Enable people to increase their efficiency. Efficacy is the belief in your ability to cope with a wide range of stressful, challenging, or new demands and to be successful. It is the knowledge that you can develop a sense of control over your environment and circumstances. Well-meaning parents and leaders can undermine the development of effectiveness when they constantly intervene to solve a problem, short-circuiting valuable learning. People with high self-efficacy are more likely to persevere, establish personal and meaningful action plans, and commit to reaching ambitious goals and taking good risks. This short framework will help you better understand the process of developing your effectiveness in a particular area:
- Accept a goal/challenge
- Make an effort
- Get feedback on this effort
- Improve this skill/ability
- Keep trying
- Succeed (and celebrate each success!)
Hired out of curiosity. When was the last time you asked your business customers what keeps them up at night? Do you know the scale of the challenges your clients and team members are facing? If not, you must be curious. The curious tend to appreciate complex thought, tolerate uncertainty better and tend to avoid judging, criticizing and blaming others. Above all, you can create a culture of curiosity by hiring for it. Ruma Batheja, Head of Knowledgetics Research, suggests what follows:
- Take a candidate for an office tour. You may need to get creative with this approach depending on whether people are back in a physical workplace, but virtual tours can also work. Tours allow a candidate to ask questions about office decorations, signage, ongoing initiatives, and the physical location of the teams (or if the teams are physically located).
- Find out about your personal hobbies or interests, which can be particularly useful for candidates who are fresh out of university or graduate school and have not yet had the opportunity to show curiosity in the workplace. Ask them what this interest or hobby has taught them about life and how it might transfer to their work.
- Curious people are always interested in deepening their knowledge.
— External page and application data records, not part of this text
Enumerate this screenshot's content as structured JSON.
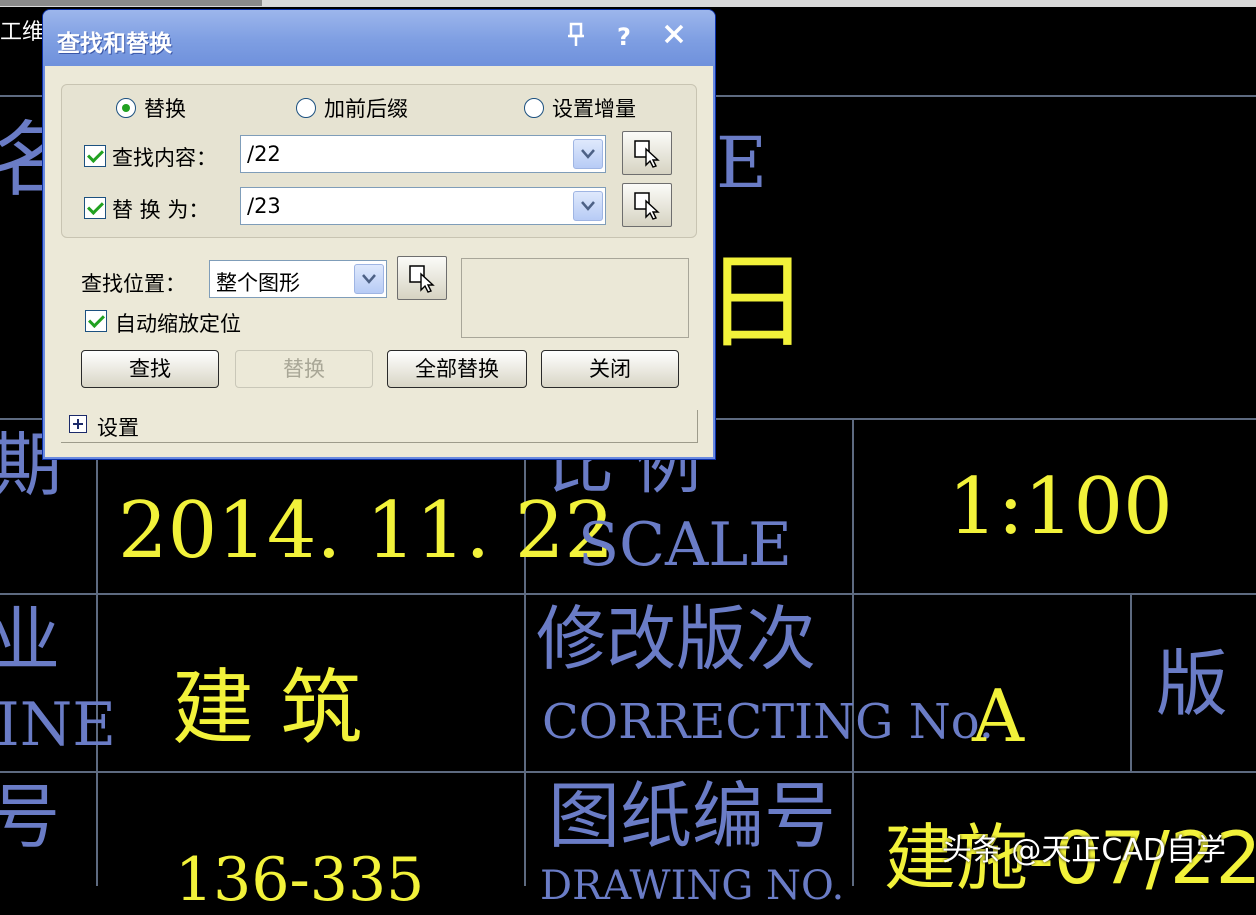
{
  "dialog": {
    "title": "查找和替换",
    "mode_options": [
      {
        "label": "替换",
        "selected": true
      },
      {
        "label": "加前后缀",
        "selected": false
      },
      {
        "label": "设置增量",
        "selected": false
      }
    ],
    "find": {
      "label": "查找内容：",
      "checked": true,
      "value": "/22"
    },
    "replace": {
      "label": "替 换 为：",
      "checked": true,
      "value": "/23"
    },
    "scope": {
      "label": "查找位置：",
      "value": "整个图形"
    },
    "auto_zoom": {
      "label": "自动缩放定位",
      "checked": true
    },
    "buttons": {
      "find": "查找",
      "replace": "替换",
      "replace_all": "全部替换",
      "close": "关闭"
    },
    "settings_toggle": "设置"
  },
  "cad": {
    "top_partial": "工维名",
    "left_chars": [
      "名",
      "期",
      "业",
      "号"
    ],
    "left_en": [
      "E",
      "INE"
    ],
    "date": "2014. 11. 22",
    "scale_cn": "比    例",
    "scale_en": "SCALE",
    "scale_value": "1:100",
    "revision_cn": "修改版次",
    "revision_en": "CORRECTING No.",
    "revision_value": "A",
    "version_char": "版",
    "discipline": "建    筑",
    "drawing_no_cn": "图纸编号",
    "drawing_no_en": "DRAWING NO.",
    "project_no": "136-335",
    "drawing_no_value": "建施-07/22",
    "right_partial": "E",
    "right_yellow": "日"
  },
  "watermark": "头条 @天正CAD自学",
  "colors": {
    "cad_blue": "#6a7cc6",
    "cad_yellow": "#f2f23a",
    "grid": "#5d6a80",
    "dialog_bg": "#ece9d8"
  }
}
Simply ask the person to explain something new they learned in the past six months.
- Give them a challenge to solve. Tell them about a task that needs immediate attention and ask them how they would approach solving the problem.
Humble curiosity is a superpower. Empathetic leaders reflect on (and ask) how others are doing, they are good at listening to what others have to say, they build trusting relationships with people who enter their space, and they see others’ perspectives without bearing judgement. At its essence, humble curiosity is the gateway to connection – something we could use more at work and in life.
** The phrase “humble curiosity” was coined by my colleague, Cat Moon.
Paula Davis is the CEO of the Stress and Resilience Institute and is the author overcoming burnout: why teams hold the secret to well-being and resilience.